More sickening is the situation where our leaders and other figures of prominence in the society who without going through the walls of an institution use their influence and affluence to lobby the institution management with huge irresistible mouth watering offers. These they do in exchange for a certificate they have little or zero knowledge about. It is no more uncommon to see past or incumbent governors who are now lawyers, without attending the law school. Serving or past Presidents, senators etc, who are claiming to be engineers, without attending an engineering class. These figures after their tenure in office go out to claim experts in fields they know nothing about.
Finally, some students who cannot afford any of the above have found solace in belonging to aggressive groups on campus using violence and threats to obtain what they want. Cultism and her cohorts has become an open society in some of our higher institutions. And students use these medium to threaten some of their lecturers or even management staff to make ends meet. More worrisome, is the situation where some staff in the university have also given-in to these means. As a matter of fact, in one of our universities in the South west, The Vice Chancellor of the university was the main sponsor of cultism on campus.
All these and sundry, calls for a state of emergency in the nigerian higher institutions. Education in Nigeria should be centered on acquiring knowledge and not just obtaining the certificate. A situation where the certificate is priced above knowledge acquisition is tantamount to loading the society with societal burdens and frictions. These elements on graduation become a liability rather than problem solvers. Every graduate from any institution should be produced with the objective of solving a problem. This the only channel through which any country can develop. In a job interview I attended some years back, I met with a graduate with honors from one of our universities in the south who could not write an application letter for employment! No wonder why with the teeming population of graduates downloaded into the society yearly, Nigeria is still in darkness, underdeveloped and labeled one of the poorest countries in the world. Education is the movement from darkness to light (Allan Bloom). If Nigeria must move from darkness to the light, then she must be bent on producing certificate owners worthy in character and learning. A fact which cannot be denied is that our institution merely give back to the society graduates that are half or even unbaked, thugs, mediocre and unrefined in their behavior. Noteworthy, most of the leaders we have today are people who had gone through one of these odd processes in obtaining their certificates. No wonder some of our leaders are not better than villains.
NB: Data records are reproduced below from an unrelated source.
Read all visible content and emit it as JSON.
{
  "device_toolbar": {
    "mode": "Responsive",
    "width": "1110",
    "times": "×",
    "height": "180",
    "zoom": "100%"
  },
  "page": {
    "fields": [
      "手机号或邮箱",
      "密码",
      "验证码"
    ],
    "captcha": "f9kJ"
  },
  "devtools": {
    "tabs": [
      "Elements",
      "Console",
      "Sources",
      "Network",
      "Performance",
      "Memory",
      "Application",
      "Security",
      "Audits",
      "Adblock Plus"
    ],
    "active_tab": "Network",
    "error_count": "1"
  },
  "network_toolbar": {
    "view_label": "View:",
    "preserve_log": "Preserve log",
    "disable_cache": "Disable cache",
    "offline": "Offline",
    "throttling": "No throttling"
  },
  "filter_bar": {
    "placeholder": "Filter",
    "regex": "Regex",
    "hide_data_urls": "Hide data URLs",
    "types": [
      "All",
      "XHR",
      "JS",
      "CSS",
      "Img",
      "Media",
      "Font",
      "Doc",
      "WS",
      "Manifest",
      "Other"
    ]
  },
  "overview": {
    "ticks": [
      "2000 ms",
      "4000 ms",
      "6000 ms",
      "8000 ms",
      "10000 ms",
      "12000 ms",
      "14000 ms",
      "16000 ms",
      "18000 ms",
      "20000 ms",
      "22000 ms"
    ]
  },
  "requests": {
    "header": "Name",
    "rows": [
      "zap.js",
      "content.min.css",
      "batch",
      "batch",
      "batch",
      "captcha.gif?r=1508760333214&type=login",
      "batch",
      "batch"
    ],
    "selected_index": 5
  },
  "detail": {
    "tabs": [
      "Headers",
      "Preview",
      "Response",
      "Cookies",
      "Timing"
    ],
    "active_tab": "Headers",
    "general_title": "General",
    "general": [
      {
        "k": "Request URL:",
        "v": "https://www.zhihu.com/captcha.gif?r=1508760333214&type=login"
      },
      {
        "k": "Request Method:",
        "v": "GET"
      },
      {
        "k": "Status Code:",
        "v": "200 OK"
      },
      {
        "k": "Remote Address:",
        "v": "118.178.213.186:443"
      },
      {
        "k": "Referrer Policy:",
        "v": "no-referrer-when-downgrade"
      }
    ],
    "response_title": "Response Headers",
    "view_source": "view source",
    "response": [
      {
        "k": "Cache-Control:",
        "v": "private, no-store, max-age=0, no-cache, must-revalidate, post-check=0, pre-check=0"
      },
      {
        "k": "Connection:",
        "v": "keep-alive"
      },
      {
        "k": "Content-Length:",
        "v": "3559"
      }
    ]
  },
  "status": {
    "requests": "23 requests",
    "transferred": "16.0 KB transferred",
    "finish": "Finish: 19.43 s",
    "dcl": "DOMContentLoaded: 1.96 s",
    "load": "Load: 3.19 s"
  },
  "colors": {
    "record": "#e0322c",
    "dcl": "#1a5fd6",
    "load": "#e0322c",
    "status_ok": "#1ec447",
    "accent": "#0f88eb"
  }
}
Finally, the Nigeria educational system from the grass root is in dare need of a total sanitization. Beginning from the students laddering up to the management and governing councils. The system is in a total dilapidating state and calls for a “save our souls” alarm. The individuals, society and the government in particular should rise up to this task of salvaging the educational system of our beloved country. Nelson Mandela stated that education is the most powerful weapon which you can use to change the world. Reports have shown that majority of the thugs, kidnappers, robbers, yahoo boys etc in the society are holders of higher institution certificates. Our higher institution is supposed to be a refinery where in student (the raw materials) after going through the process should come out a refined product, marketable any wherein the globe. A positive change is said to be the end result of all true learning. When this is not achieved then the purpose of the education is defeated despite the certificate awarded.